The VA Linux 9450 is a NAS appliance that lets users consolidate storage from a variety of servers on the network. The NAS appliance, with a capacity of 180GB to more than six terabytes, can be easily expanded as storage needs grow, the company claims.
The VA Linux 9450 NAS appliance supports Linux, Unix, Windows 2000 and Macintosh operating systems, letting those users transparently access files stored on the device. It also supports HTTP and VA Linux’s NetAttach (VANA) storage operating environment. The machine comes with free software upgrades and customer support.
Analysts say the demand for increased storage capacity, faster systems and lower cost of ownership is driving the need for faster, less complicated storage devices.
“We are in the process of migrating from a large distributed network, including all of our shares, groups and e-mail folders, into this NAS system,” says Mark Thoreson, a manager at federal reseller GTSI in Chantilly, Va. “The VA Linux box lets us consolidate all these files and duplicate space into a centralized environment we can manage more easily.”
GTSI has more than one terabyte of data stored on servers around its offices.
Thoreson chose VA Linux because it gave his network the necessary performance and scalability. “The VA Linux NAS was about 40-plus per cent less than Network Appliance’s [file server] and 80 per cent to 90 per cent less than EMC (Corp.) for the amount of storage,” he says.
With the 9450, VA Linux is gunning for Network Appliance. According to company claims, the 9450 competes in the NAS market with Network Appliance Inc.’s NetApps 840 file server.
“VA has a shot at commoditizing NAS because [it] offers all the important file protocols – [Network File System, Common Internet File System,] HTTP and AppleTalk – at no extra cost,” says Bill Claybrook, an analyst with Aberdeen Group Inc.
“With Linux on the NAS itself, VA has the potential to offer considerable [features] compared with Network Appliance’s and EMC’s Celerra products. On the other hand, the company has to serve up data at sufficiently high rates to compete with these pared down operating systems or else they will not succeed,” Claybrook says.

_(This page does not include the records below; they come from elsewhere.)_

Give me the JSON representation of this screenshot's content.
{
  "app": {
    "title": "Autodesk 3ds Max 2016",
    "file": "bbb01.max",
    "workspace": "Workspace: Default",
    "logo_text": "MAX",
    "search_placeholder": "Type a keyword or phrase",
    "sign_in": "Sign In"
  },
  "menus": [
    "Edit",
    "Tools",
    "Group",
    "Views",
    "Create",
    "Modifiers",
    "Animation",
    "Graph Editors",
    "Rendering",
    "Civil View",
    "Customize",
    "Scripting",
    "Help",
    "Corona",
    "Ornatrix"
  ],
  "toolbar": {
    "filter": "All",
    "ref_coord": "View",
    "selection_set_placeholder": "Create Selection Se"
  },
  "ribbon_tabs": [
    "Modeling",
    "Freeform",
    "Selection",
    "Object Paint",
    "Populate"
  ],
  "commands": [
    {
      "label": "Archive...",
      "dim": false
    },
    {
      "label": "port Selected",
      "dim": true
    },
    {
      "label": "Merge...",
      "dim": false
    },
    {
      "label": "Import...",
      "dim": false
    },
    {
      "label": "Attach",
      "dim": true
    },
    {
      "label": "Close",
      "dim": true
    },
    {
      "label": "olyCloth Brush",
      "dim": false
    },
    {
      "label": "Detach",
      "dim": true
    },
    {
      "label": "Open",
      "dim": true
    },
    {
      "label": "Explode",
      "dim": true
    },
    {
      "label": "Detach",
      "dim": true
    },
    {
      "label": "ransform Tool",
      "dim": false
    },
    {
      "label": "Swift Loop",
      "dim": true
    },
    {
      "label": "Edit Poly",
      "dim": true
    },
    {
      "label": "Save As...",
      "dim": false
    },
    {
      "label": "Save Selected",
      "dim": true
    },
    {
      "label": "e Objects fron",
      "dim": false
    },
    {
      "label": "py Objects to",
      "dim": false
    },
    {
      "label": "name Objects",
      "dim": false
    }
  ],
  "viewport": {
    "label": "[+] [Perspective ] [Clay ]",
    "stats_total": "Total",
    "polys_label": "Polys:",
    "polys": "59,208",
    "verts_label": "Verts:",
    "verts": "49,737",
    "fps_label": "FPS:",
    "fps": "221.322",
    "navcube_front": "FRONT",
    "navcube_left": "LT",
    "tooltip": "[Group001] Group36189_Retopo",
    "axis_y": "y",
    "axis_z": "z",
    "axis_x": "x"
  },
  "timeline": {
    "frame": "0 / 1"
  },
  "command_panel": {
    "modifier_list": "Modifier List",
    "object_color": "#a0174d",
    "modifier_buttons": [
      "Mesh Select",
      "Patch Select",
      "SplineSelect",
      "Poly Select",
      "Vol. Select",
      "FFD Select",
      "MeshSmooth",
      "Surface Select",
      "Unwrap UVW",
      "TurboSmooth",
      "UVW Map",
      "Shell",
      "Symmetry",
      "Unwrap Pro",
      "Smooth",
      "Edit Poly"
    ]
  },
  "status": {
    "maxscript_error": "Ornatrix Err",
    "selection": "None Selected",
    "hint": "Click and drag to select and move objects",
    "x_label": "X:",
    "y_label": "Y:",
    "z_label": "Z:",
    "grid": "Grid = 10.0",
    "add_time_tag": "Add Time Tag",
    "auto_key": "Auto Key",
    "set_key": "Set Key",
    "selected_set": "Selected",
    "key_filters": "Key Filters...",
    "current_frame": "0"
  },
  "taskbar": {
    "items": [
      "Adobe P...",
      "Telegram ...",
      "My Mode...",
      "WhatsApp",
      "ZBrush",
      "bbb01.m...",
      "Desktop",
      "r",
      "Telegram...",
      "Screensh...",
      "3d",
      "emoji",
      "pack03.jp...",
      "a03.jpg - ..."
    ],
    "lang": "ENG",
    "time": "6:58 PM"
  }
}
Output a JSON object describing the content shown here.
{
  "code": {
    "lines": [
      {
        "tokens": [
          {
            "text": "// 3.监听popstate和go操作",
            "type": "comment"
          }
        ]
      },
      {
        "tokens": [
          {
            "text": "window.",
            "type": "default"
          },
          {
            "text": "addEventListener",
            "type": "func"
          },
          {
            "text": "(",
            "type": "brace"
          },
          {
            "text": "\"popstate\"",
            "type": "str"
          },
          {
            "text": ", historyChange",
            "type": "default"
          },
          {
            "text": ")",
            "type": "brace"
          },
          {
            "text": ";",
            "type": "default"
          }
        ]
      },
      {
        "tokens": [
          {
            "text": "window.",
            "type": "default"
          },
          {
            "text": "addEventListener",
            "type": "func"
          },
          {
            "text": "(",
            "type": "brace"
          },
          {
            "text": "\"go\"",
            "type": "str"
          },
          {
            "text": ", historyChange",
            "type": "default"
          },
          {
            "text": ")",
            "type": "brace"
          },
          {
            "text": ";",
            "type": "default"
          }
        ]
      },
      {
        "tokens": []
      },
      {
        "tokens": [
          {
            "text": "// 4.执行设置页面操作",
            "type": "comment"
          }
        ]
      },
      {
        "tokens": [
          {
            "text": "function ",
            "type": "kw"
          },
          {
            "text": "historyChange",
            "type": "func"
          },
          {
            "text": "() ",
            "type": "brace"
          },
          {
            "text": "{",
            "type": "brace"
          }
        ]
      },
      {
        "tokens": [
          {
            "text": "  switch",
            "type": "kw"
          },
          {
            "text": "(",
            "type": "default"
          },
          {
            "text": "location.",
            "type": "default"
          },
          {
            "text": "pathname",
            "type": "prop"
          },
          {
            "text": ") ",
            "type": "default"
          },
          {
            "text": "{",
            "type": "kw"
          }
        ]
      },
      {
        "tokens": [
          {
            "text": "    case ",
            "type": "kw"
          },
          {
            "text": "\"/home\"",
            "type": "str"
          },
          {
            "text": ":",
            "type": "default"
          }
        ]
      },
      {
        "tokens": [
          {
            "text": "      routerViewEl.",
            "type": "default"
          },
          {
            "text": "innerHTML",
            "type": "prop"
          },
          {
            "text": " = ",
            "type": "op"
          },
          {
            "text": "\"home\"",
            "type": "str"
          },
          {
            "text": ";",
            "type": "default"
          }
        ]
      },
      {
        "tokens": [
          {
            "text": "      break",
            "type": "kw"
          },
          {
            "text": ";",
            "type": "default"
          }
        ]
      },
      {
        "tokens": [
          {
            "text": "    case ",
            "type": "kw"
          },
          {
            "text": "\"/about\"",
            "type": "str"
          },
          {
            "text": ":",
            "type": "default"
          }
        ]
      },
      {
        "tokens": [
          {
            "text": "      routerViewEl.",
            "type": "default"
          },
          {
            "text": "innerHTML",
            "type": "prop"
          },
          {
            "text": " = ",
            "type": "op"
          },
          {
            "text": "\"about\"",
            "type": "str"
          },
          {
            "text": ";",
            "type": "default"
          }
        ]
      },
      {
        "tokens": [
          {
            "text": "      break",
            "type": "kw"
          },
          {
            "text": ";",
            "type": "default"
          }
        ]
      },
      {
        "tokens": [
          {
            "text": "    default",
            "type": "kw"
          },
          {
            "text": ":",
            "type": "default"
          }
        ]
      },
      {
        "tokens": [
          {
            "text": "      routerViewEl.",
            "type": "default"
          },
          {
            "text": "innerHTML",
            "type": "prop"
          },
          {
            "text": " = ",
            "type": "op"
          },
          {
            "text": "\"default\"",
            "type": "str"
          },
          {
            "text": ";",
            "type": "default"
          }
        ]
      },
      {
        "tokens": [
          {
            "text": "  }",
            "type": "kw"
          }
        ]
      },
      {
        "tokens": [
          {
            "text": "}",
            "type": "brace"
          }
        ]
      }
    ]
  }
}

VA Linux acquired storage vendor NetAttach last year. VANA includes a status monitor that lets customers centrally manage all the NAS devices attached to the network and a “phone home” feature that alerts the customer and the VA Linux Alert Monitoring Center before trouble occurs, the company says.
VANA also supports snapshot back-up capability, in which images of the network data are taken at different points in time, thereby maintaining the integrity of the data. It also adds a Logical Volume Manager, SNMP management support, the Ext3 journaling file system, Open Network Data Management Protocol for LAN-free back-up, single sign-on and access to Windows NT domains.
The VA Linux 9450 NAS has hot-swappable, redundant power supplies and fans. It sells for less than US$30,000 for 180GB of storage and is available immediately. For more information, see the company’s Web site at www.valinux.com.